Top of Records shown

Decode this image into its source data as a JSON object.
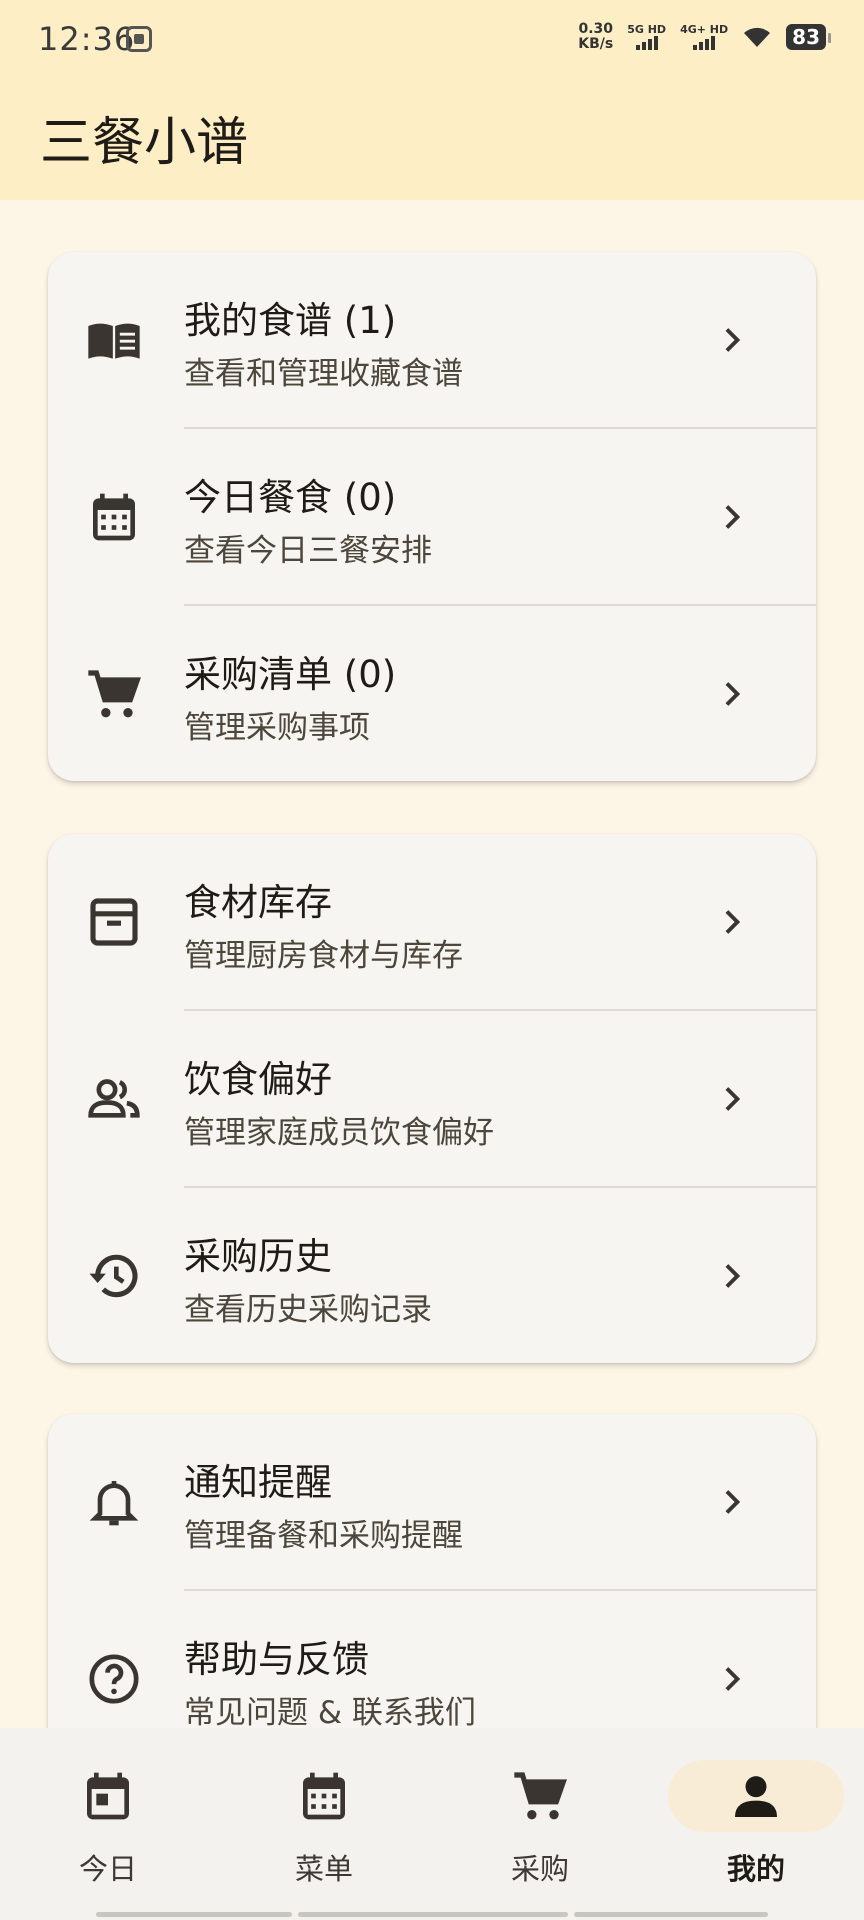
{
  "status_bar": {
    "time": "12:36",
    "speed_value": "0.30",
    "speed_unit": "KB/s",
    "net1": "5G HD",
    "net2": "4G+ HD",
    "battery": "83"
  },
  "app_title": "三餐小谱",
  "groups": [
    {
      "items": [
        {
          "title": "我的食谱 (1)",
          "subtitle": "查看和管理收藏食谱",
          "icon": "recipe-book-icon"
        },
        {
          "title": "今日餐食 (0)",
          "subtitle": "查看今日三餐安排",
          "icon": "calendar-icon"
        },
        {
          "title": "采购清单 (0)",
          "subtitle": "管理采购事项",
          "icon": "cart-icon"
        }
      ]
    },
    {
      "items": [
        {
          "title": "食材库存",
          "subtitle": "管理厨房食材与库存",
          "icon": "archive-box-icon"
        },
        {
          "title": "饮食偏好",
          "subtitle": "管理家庭成员饮食偏好",
          "icon": "people-icon"
        },
        {
          "title": "采购历史",
          "subtitle": "查看历史采购记录",
          "icon": "history-icon"
        }
      ]
    },
    {
      "items": [
        {
          "title": "通知提醒",
          "subtitle": "管理备餐和采购提醒",
          "icon": "bell-icon"
        },
        {
          "title": "帮助与反馈",
          "subtitle": "常见问题 & 联系我们",
          "icon": "help-circle-icon"
        }
      ]
    }
  ],
  "bottom_nav": [
    {
      "label": "今日",
      "icon": "today-calendar-icon",
      "active": false
    },
    {
      "label": "菜单",
      "icon": "menu-calendar-icon",
      "active": false
    },
    {
      "label": "采购",
      "icon": "cart-icon",
      "active": false
    },
    {
      "label": "我的",
      "icon": "person-icon",
      "active": true
    }
  ],
  "colors": {
    "header_bg": "#fdeec6",
    "page_bg": "#fdf5e6",
    "card_bg": "#f7f5f1",
    "active_pill": "#f8ecd6"
  }
}
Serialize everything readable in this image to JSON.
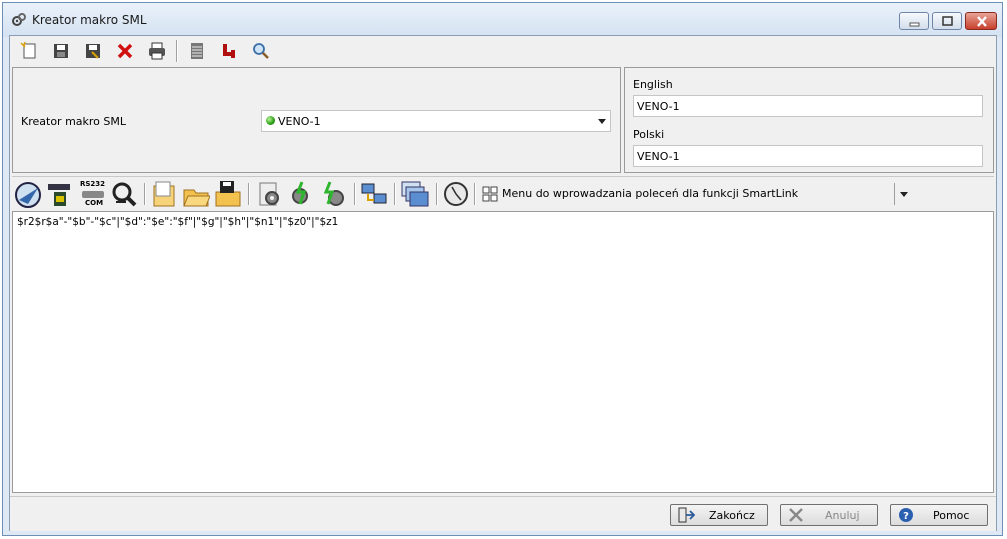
{
  "window": {
    "title": "Kreator makro SML",
    "icons": {
      "app": "gears-icon",
      "minimize": "minimize-icon",
      "maximize": "maximize-icon",
      "close": "close-icon"
    }
  },
  "toolbar": {
    "items": [
      "new-icon",
      "save-icon",
      "save-as-icon",
      "delete-icon",
      "print-icon",
      "list-icon",
      "tree-icon",
      "search-icon"
    ]
  },
  "properties": {
    "label": "Kreator makro SML",
    "selected_value": "VENO-1",
    "status_color": "#2a9d14",
    "english_label": "English",
    "english_value": "VENO-1",
    "polish_label": "Polski",
    "polish_value": "VENO-1"
  },
  "macro_toolbar": {
    "items": [
      "navigator-icon",
      "device-icon",
      "rs232-com-icon",
      "search-link-icon",
      "document-icon",
      "open-folder-icon",
      "save-folder-icon",
      "settings-icon",
      "run-settings-icon",
      "advanced-settings-icon",
      "network-icon",
      "layers-icon",
      "clock-icon"
    ],
    "rs232_label": "RS232",
    "com_label": "COM",
    "menu_label": "Menu do wprowadzania poleceń dla funkcji SmartLink"
  },
  "editor": {
    "content": "$r2$r$a\"-\"$b\"-\"$c\"|\"$d\":\"$e\":\"$f\"|\"$g\"|\"$h\"|\"$n1\"|\"$z0\"|\"$z1"
  },
  "buttons": {
    "finish": "Zakończ",
    "cancel": "Anuluj",
    "help": "Pomoc"
  }
}
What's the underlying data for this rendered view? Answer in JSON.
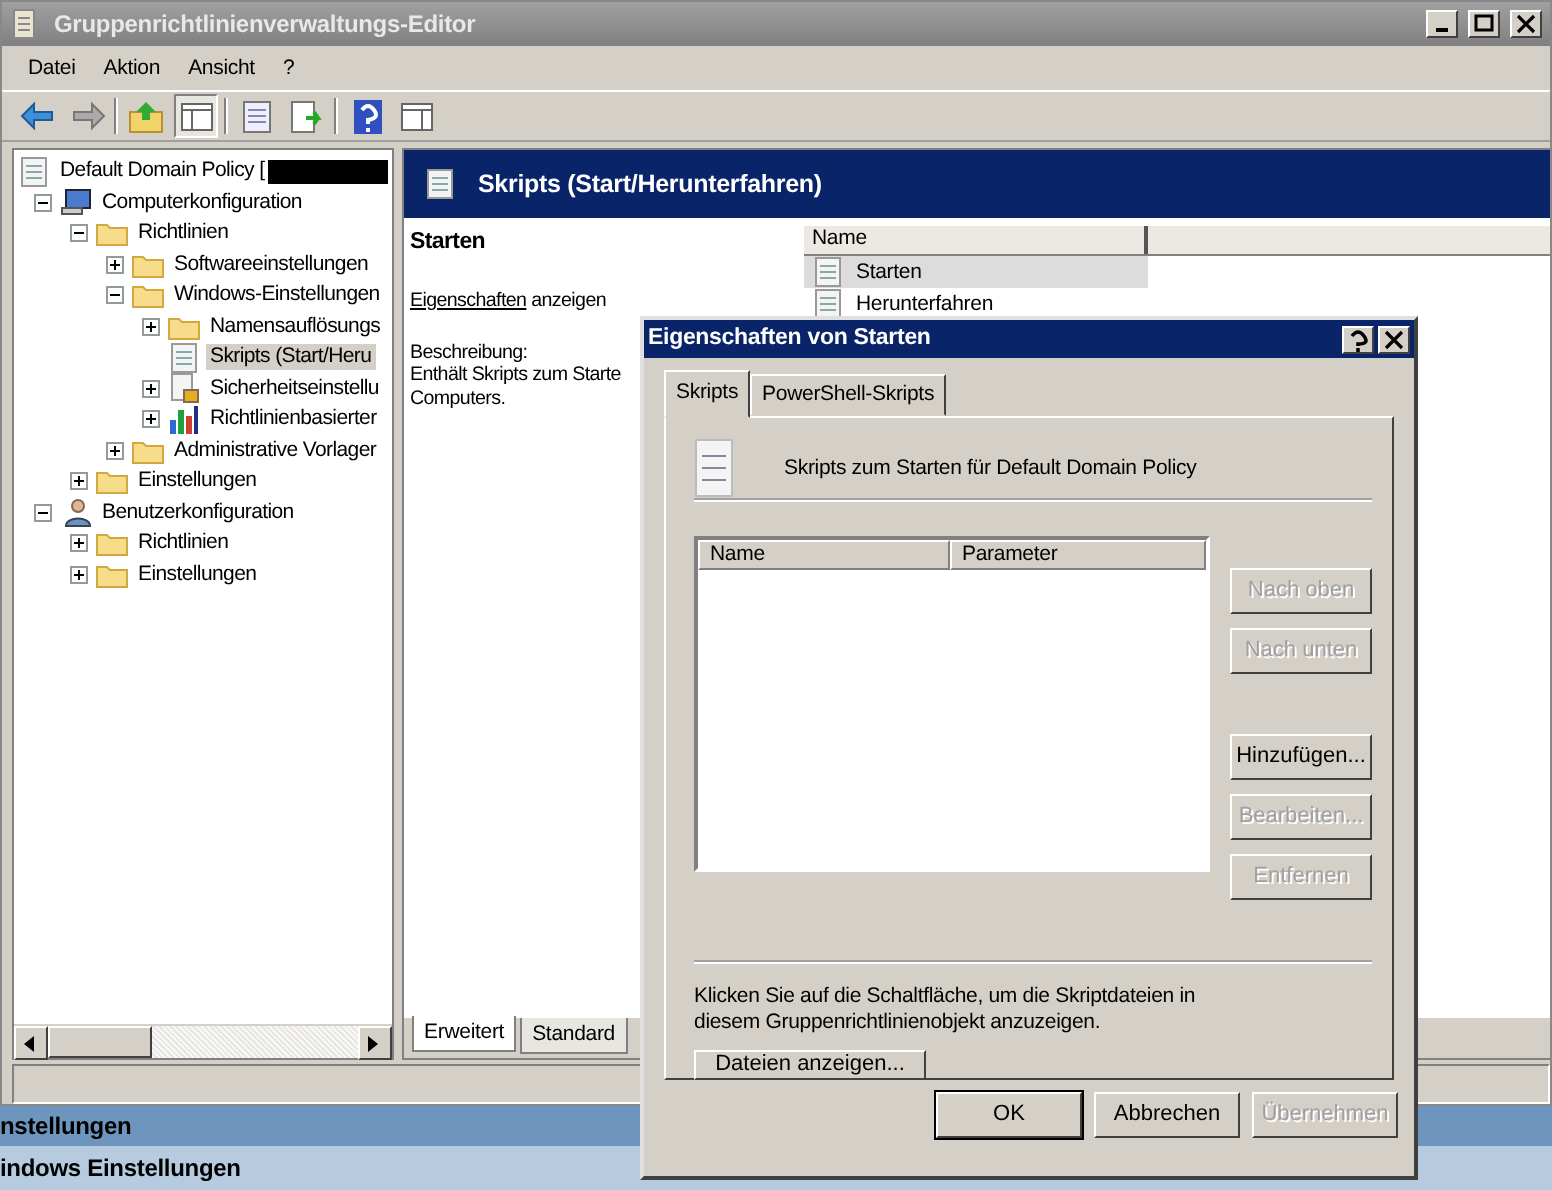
{
  "window": {
    "title": "Gruppenrichtlinienverwaltungs-Editor"
  },
  "menu": [
    "Datei",
    "Aktion",
    "Ansicht",
    "?"
  ],
  "toolbar": [
    {
      "kind": "back"
    },
    {
      "kind": "forward"
    },
    {
      "kind": "sep"
    },
    {
      "kind": "up"
    },
    {
      "kind": "tree",
      "selected": true
    },
    {
      "kind": "sep"
    },
    {
      "kind": "list",
      "selected": false
    },
    {
      "kind": "export",
      "selected": false
    },
    {
      "kind": "sep"
    },
    {
      "kind": "help",
      "selected": false
    },
    {
      "kind": "panel",
      "selected": false
    }
  ],
  "tree": {
    "root": "Default Domain Policy [",
    "items": [
      {
        "label": "Computerkonfiguration",
        "kind": "computer",
        "expanded": true,
        "selected": false,
        "children": [
          {
            "label": "Richtlinien",
            "kind": "folder",
            "expanded": true,
            "selected": false,
            "children": [
              {
                "label": "Softwareeinstellungen",
                "kind": "folder",
                "expanded": false,
                "selected": false
              },
              {
                "label": "Windows-Einstellungen",
                "kind": "folder",
                "expanded": true,
                "selected": false,
                "children": [
                  {
                    "label": "Namensauflösungs",
                    "kind": "folder",
                    "expanded": false,
                    "selected": false
                  },
                  {
                    "label": "Skripts (Start/Heru",
                    "kind": "script",
                    "selected": true
                  },
                  {
                    "label": "Sicherheitseinstellu",
                    "kind": "security",
                    "expanded": false,
                    "selected": false
                  },
                  {
                    "label": "Richtlinienbasierter",
                    "kind": "chart",
                    "expanded": false,
                    "selected": false
                  }
                ]
              },
              {
                "label": "Administrative Vorlager",
                "kind": "folder",
                "expanded": false,
                "selected": false
              }
            ]
          },
          {
            "label": "Einstellungen",
            "kind": "folder",
            "expanded": false,
            "selected": false
          }
        ]
      },
      {
        "label": "Benutzerkonfiguration",
        "kind": "user",
        "expanded": true,
        "selected": false,
        "children": [
          {
            "label": "Richtlinien",
            "kind": "folder",
            "expanded": false,
            "selected": false
          },
          {
            "label": "Einstellungen",
            "kind": "folder",
            "expanded": false,
            "selected": false
          }
        ]
      }
    ]
  },
  "detail": {
    "header": "Skripts (Start/Herunterfahren)",
    "heading": "Starten",
    "link": "Eigenschaften",
    "link_rest": "anzeigen",
    "description_label": "Beschreibung:",
    "description": [
      "Enthält Skripts zum Starte",
      "Computers."
    ],
    "list": {
      "column": "Name",
      "items": [
        {
          "label": "Starten",
          "selected": true
        },
        {
          "label": "Herunterfahren",
          "selected": false
        }
      ]
    },
    "tabs": [
      {
        "label": "Erweitert",
        "selected": true
      },
      {
        "label": "Standard",
        "selected": false
      }
    ]
  },
  "background": [
    "nstellungen",
    "indows Einstellungen"
  ],
  "dialog": {
    "title": "Eigenschaften von Starten",
    "tabs": [
      {
        "label": "Skripts",
        "selected": true
      },
      {
        "label": "PowerShell-Skripts",
        "selected": false
      }
    ],
    "heading": "Skripts zum Starten für Default Domain Policy",
    "columns": [
      "Name",
      "Parameter"
    ],
    "side_buttons": [
      {
        "label": "Nach oben",
        "disabled": true
      },
      {
        "label": "Nach unten",
        "disabled": true
      },
      {
        "label": "Hinzufügen...",
        "disabled": false
      },
      {
        "label": "Bearbeiten...",
        "disabled": true
      },
      {
        "label": "Entfernen",
        "disabled": true
      }
    ],
    "hint": "Klicken Sie auf die Schaltfläche, um die Skriptdateien in diesem Gruppenrichtlinienobjekt anzuzeigen.",
    "files_button": "Dateien anzeigen...",
    "footer": [
      {
        "label": "OK",
        "disabled": false,
        "default": true
      },
      {
        "label": "Abbrechen",
        "disabled": false,
        "default": false
      },
      {
        "label": "Übernehmen",
        "disabled": true,
        "default": false
      }
    ]
  }
}
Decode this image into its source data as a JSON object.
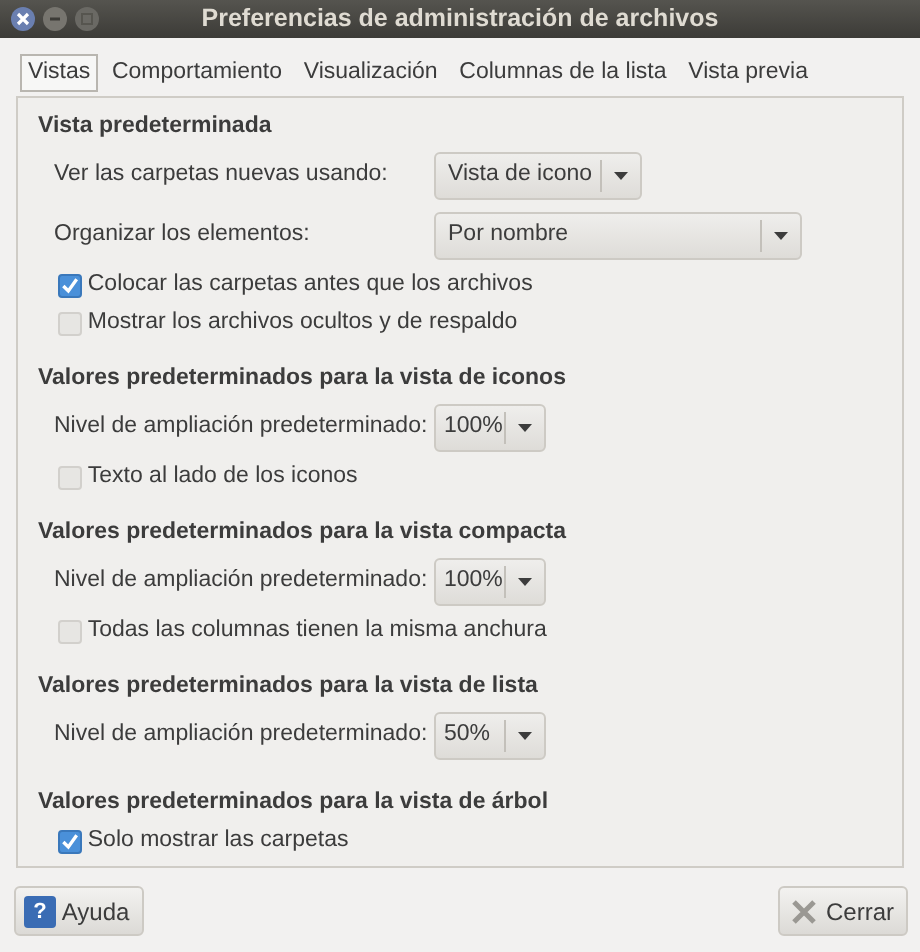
{
  "window": {
    "title": "Preferencias de administración de archivos"
  },
  "tabs": [
    {
      "label": "Vistas",
      "selected": true
    },
    {
      "label": "Comportamiento",
      "selected": false
    },
    {
      "label": "Visualización",
      "selected": false
    },
    {
      "label": "Columnas de la lista",
      "selected": false
    },
    {
      "label": "Vista previa",
      "selected": false
    }
  ],
  "sections": [
    {
      "heading": "Vista predeterminada",
      "rows": [
        {
          "kind": "combo",
          "label": "Ver las carpetas nuevas usando:",
          "value": "Vista de icono"
        },
        {
          "kind": "wide-combo",
          "label": "Organizar los elementos:",
          "value": "Por nombre"
        },
        {
          "kind": "check",
          "label": "Colocar las carpetas antes que los archivos",
          "checked": true
        },
        {
          "kind": "check",
          "label": "Mostrar los archivos ocultos y de respaldo",
          "checked": false
        }
      ]
    },
    {
      "heading": "Valores predeterminados para la vista de iconos",
      "rows": [
        {
          "kind": "combo",
          "label": "Nivel de ampliación predeterminado:",
          "value": "100%"
        },
        {
          "kind": "check",
          "label": "Texto al lado de los iconos",
          "checked": false
        }
      ]
    },
    {
      "heading": "Valores predeterminados para la vista compacta",
      "rows": [
        {
          "kind": "combo",
          "label": "Nivel de ampliación predeterminado:",
          "value": "100%"
        },
        {
          "kind": "check",
          "label": "Todas las columnas tienen la misma anchura",
          "checked": false
        }
      ]
    },
    {
      "heading": "Valores predeterminados para la vista de lista",
      "rows": [
        {
          "kind": "combo",
          "label": "Nivel de ampliación predeterminado:",
          "value": "50%"
        }
      ]
    },
    {
      "heading": "Valores predeterminados para la vista de árbol",
      "rows": [
        {
          "kind": "check",
          "label": "Solo mostrar las carpetas",
          "checked": true
        }
      ]
    }
  ],
  "buttons": [
    {
      "kind": "help",
      "label": "Ayuda",
      "glyph": "?"
    },
    {
      "kind": "close",
      "label": "Cerrar"
    }
  ]
}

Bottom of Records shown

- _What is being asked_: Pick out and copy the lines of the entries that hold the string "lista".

- _Reply to the task_:
      "label": "Columnas de la lista",
      "heading": "Valores predeterminados para la vista de lista",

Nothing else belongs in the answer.